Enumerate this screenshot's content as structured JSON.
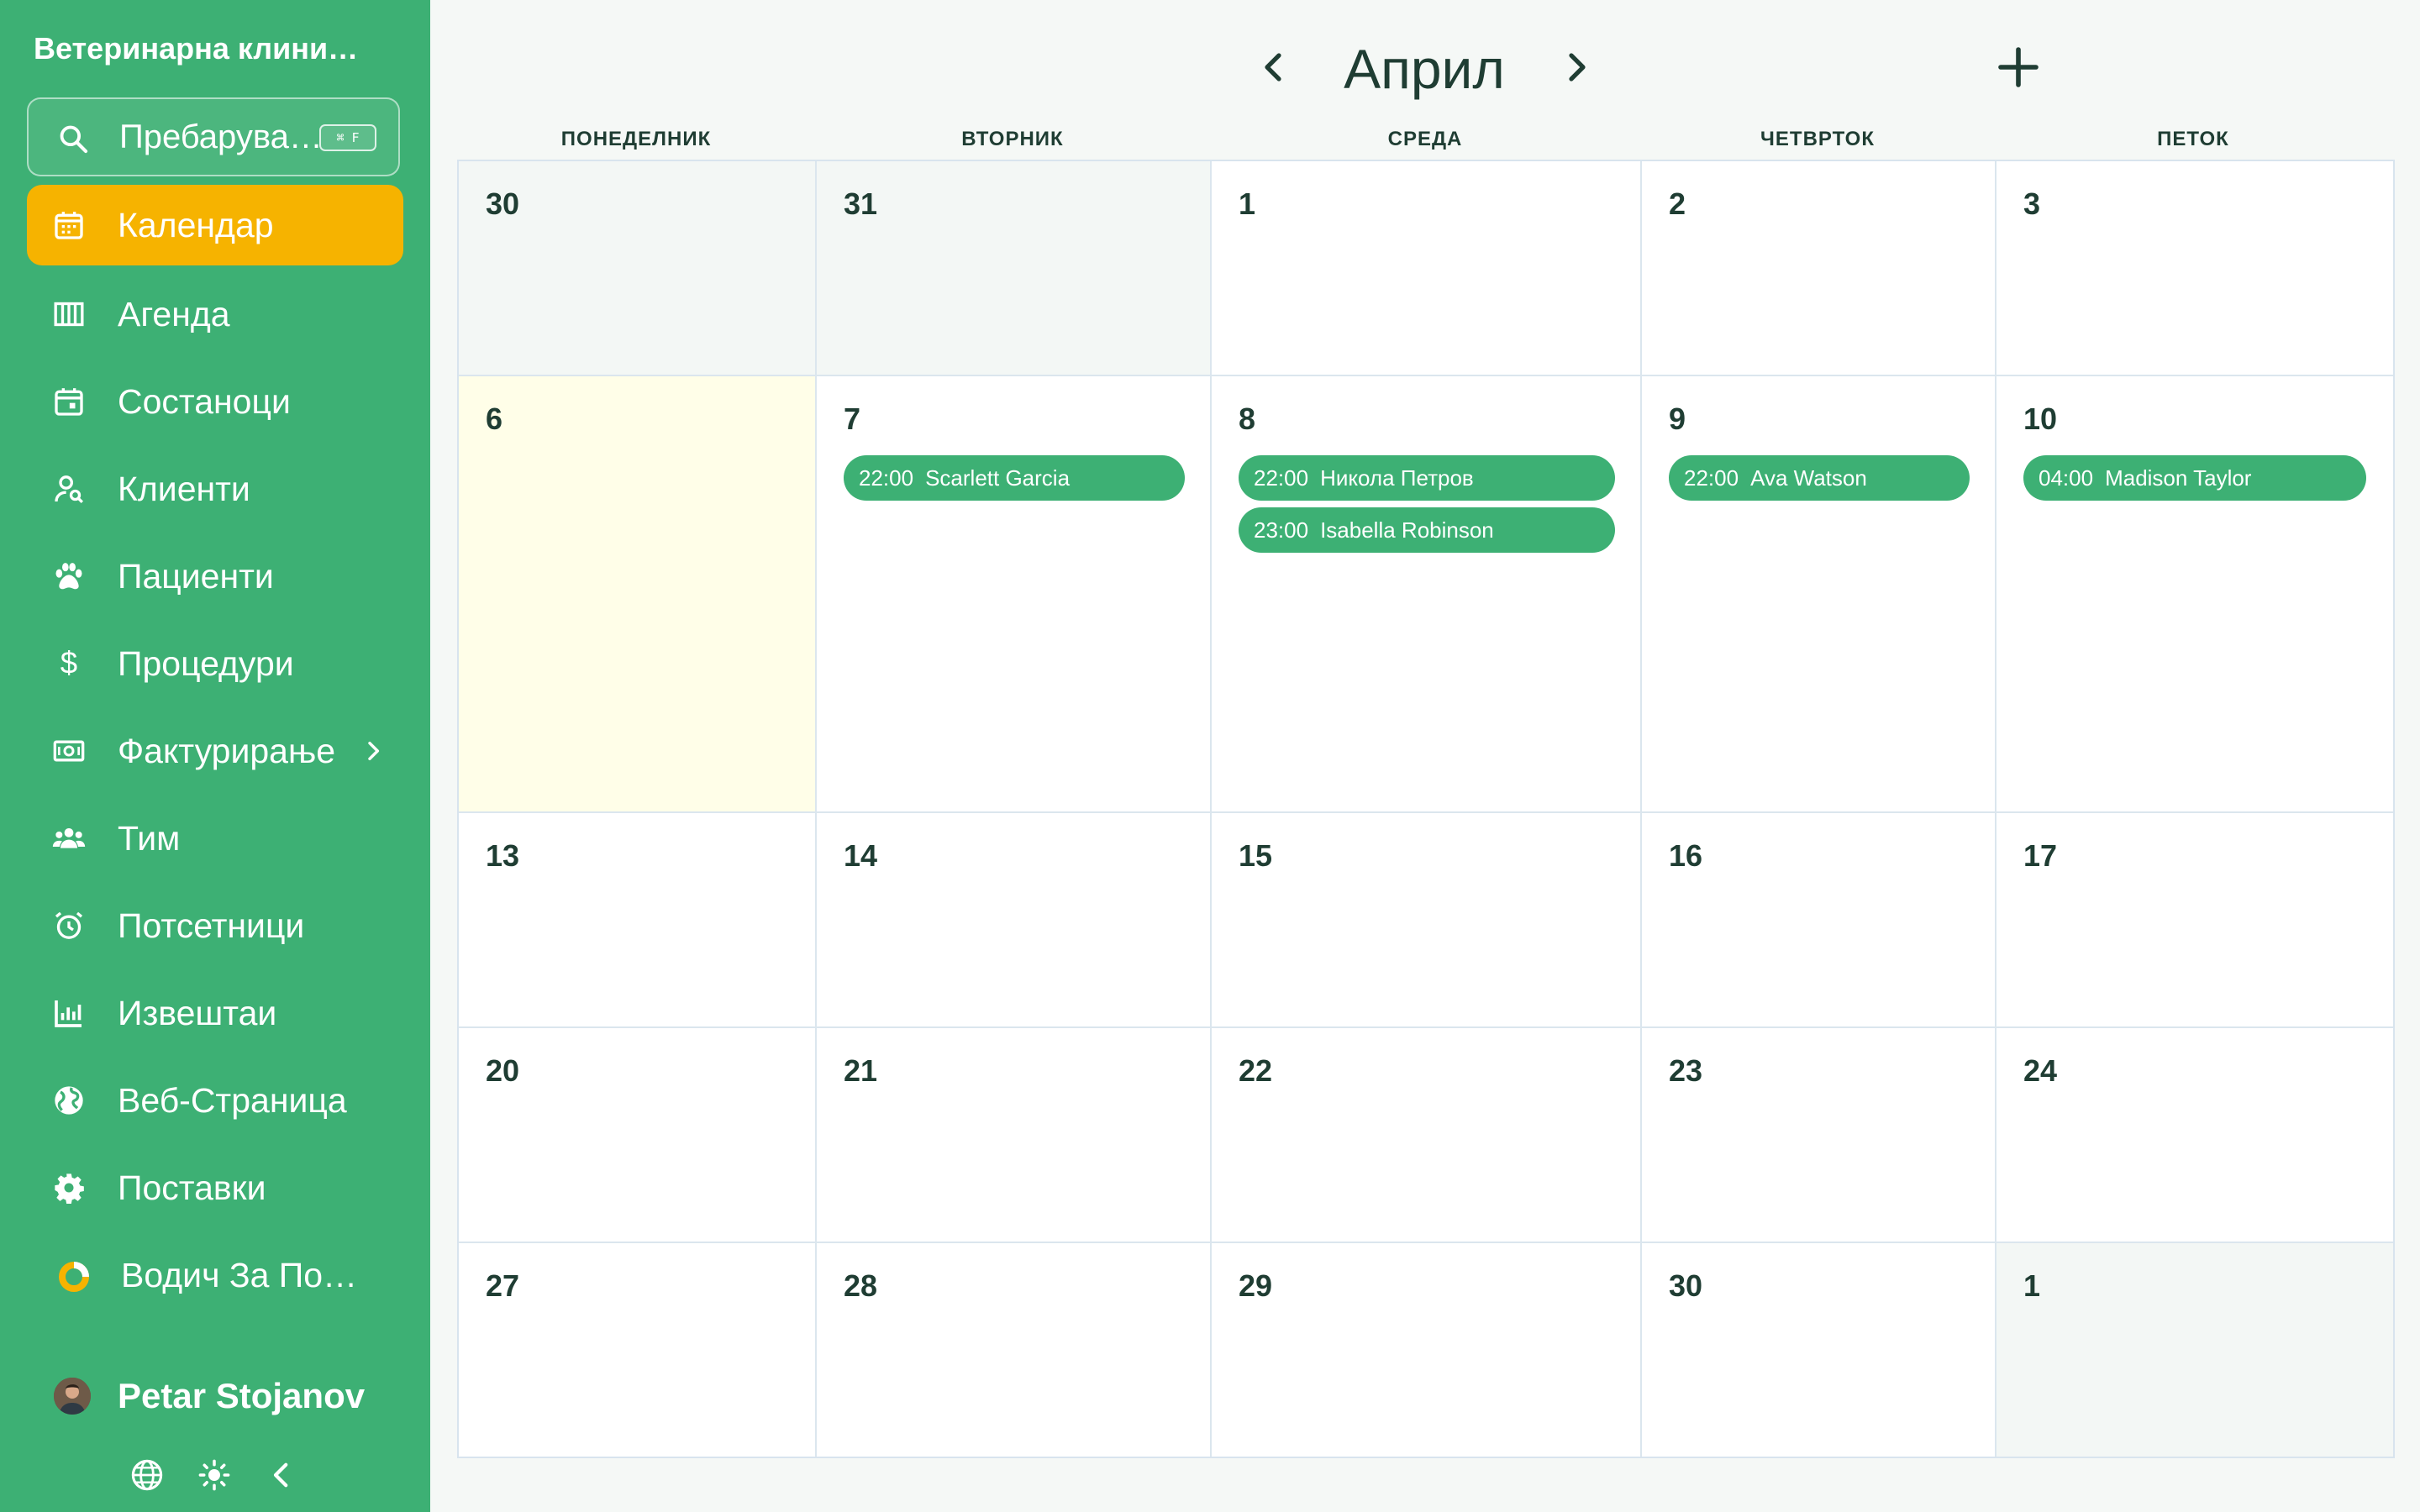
{
  "app": {
    "clinic_name": "Ветеринарна клини…"
  },
  "search": {
    "placeholder": "Пребарува…",
    "shortcut": "⌘ F"
  },
  "sidebar": {
    "items": [
      {
        "label": "Календар",
        "icon": "calendar-icon",
        "active": true
      },
      {
        "label": "Агенда",
        "icon": "agenda-icon"
      },
      {
        "label": "Состаноци",
        "icon": "meeting-icon"
      },
      {
        "label": "Клиенти",
        "icon": "clients-icon"
      },
      {
        "label": "Пациенти",
        "icon": "paw-icon"
      },
      {
        "label": "Процедури",
        "icon": "dollar-icon"
      },
      {
        "label": "Фактурирање",
        "icon": "billing-icon",
        "has_submenu": true
      },
      {
        "label": "Тим",
        "icon": "team-icon"
      },
      {
        "label": "Потсетници",
        "icon": "alarm-icon"
      },
      {
        "label": "Извештаи",
        "icon": "reports-icon"
      },
      {
        "label": "Веб-Страница",
        "icon": "globe-icon"
      },
      {
        "label": "Поставки",
        "icon": "gear-icon"
      }
    ],
    "guide_label": "Водич За Пост…",
    "guide_progress": 0.25,
    "user_name": "Petar Stojanov"
  },
  "calendar": {
    "month": "Април",
    "weekdays": [
      "ПОНЕДЕЛНИК",
      "ВТОРНИК",
      "СРЕДА",
      "ЧЕТВРТОК",
      "ПЕТОК"
    ],
    "weeks": [
      [
        {
          "d": "30",
          "muted": true
        },
        {
          "d": "31",
          "muted": true
        },
        {
          "d": "1"
        },
        {
          "d": "2"
        },
        {
          "d": "3"
        }
      ],
      [
        {
          "d": "6",
          "today": true
        },
        {
          "d": "7",
          "events": [
            {
              "time": "22:00",
              "name": "Scarlett Garcia"
            }
          ]
        },
        {
          "d": "8",
          "events": [
            {
              "time": "22:00",
              "name": "Никола Петров"
            },
            {
              "time": "23:00",
              "name": "Isabella Robinson"
            }
          ]
        },
        {
          "d": "9",
          "events": [
            {
              "time": "22:00",
              "name": "Ava Watson"
            }
          ]
        },
        {
          "d": "10",
          "events": [
            {
              "time": "04:00",
              "name": "Madison Taylor"
            }
          ]
        }
      ],
      [
        {
          "d": "13"
        },
        {
          "d": "14"
        },
        {
          "d": "15"
        },
        {
          "d": "16"
        },
        {
          "d": "17"
        }
      ],
      [
        {
          "d": "20"
        },
        {
          "d": "21"
        },
        {
          "d": "22"
        },
        {
          "d": "23"
        },
        {
          "d": "24"
        }
      ],
      [
        {
          "d": "27"
        },
        {
          "d": "28"
        },
        {
          "d": "29"
        },
        {
          "d": "30"
        },
        {
          "d": "1",
          "muted": true
        }
      ]
    ]
  },
  "colors": {
    "sidebar": "#3db074",
    "active": "#f6b300",
    "event": "#3db074",
    "today": "#fffee8"
  }
}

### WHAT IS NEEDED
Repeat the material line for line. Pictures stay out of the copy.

### COMPLETED TASK
Enumerate this screenshot's content as structured JSON.
{
  "app": {
    "clinic_name": "Ветеринарна клини…"
  },
  "search": {
    "placeholder": "Пребарува…",
    "shortcut": "⌘ F"
  },
  "sidebar": {
    "items": [
      {
        "label": "Календар",
        "icon": "calendar-icon",
        "active": true
      },
      {
        "label": "Агенда",
        "icon": "agenda-icon"
      },
      {
        "label": "Состаноци",
        "icon": "meeting-icon"
      },
      {
        "label": "Клиенти",
        "icon": "clients-icon"
      },
      {
        "label": "Пациенти",
        "icon": "paw-icon"
      },
      {
        "label": "Процедури",
        "icon": "dollar-icon"
      },
      {
        "label": "Фактурирање",
        "icon": "billing-icon",
        "has_submenu": true
      },
      {
        "label": "Тим",
        "icon": "team-icon"
      },
      {
        "label": "Потсетници",
        "icon": "alarm-icon"
      },
      {
        "label": "Извештаи",
        "icon": "reports-icon"
      },
      {
        "label": "Веб-Страница",
        "icon": "globe-icon"
      },
      {
        "label": "Поставки",
        "icon": "gear-icon"
      }
    ],
    "guide_label": "Водич За Пост…",
    "guide_progress": 0.25,
    "user_name": "Petar Stojanov"
  },
  "calendar": {
    "month": "Април",
    "weekdays": [
      "ПОНЕДЕЛНИК",
      "ВТОРНИК",
      "СРЕДА",
      "ЧЕТВРТОК",
      "ПЕТОК"
    ],
    "weeks": [
      [
        {
          "d": "30",
          "muted": true
        },
        {
          "d": "31",
          "muted": true
        },
        {
          "d": "1"
        },
        {
          "d": "2"
        },
        {
          "d": "3"
        }
      ],
      [
        {
          "d": "6",
          "today": true
        },
        {
          "d": "7",
          "events": [
            {
              "time": "22:00",
              "name": "Scarlett Garcia"
            }
          ]
        },
        {
          "d": "8",
          "events": [
            {
              "time": "22:00",
              "name": "Никола Петров"
            },
            {
              "time": "23:00",
              "name": "Isabella Robinson"
            }
          ]
        },
        {
          "d": "9",
          "events": [
            {
              "time": "22:00",
              "name": "Ava Watson"
            }
          ]
        },
        {
          "d": "10",
          "events": [
            {
              "time": "04:00",
              "name": "Madison Taylor"
            }
          ]
        }
      ],
      [
        {
          "d": "13"
        },
        {
          "d": "14"
        },
        {
          "d": "15"
        },
        {
          "d": "16"
        },
        {
          "d": "17"
        }
      ],
      [
        {
          "d": "20"
        },
        {
          "d": "21"
        },
        {
          "d": "22"
        },
        {
          "d": "23"
        },
        {
          "d": "24"
        }
      ],
      [
        {
          "d": "27"
        },
        {
          "d": "28"
        },
        {
          "d": "29"
        },
        {
          "d": "30"
        },
        {
          "d": "1",
          "muted": true
        }
      ]
    ]
  },
  "colors": {
    "sidebar": "#3db074",
    "active": "#f6b300",
    "event": "#3db074",
    "today": "#fffee8"
  }
}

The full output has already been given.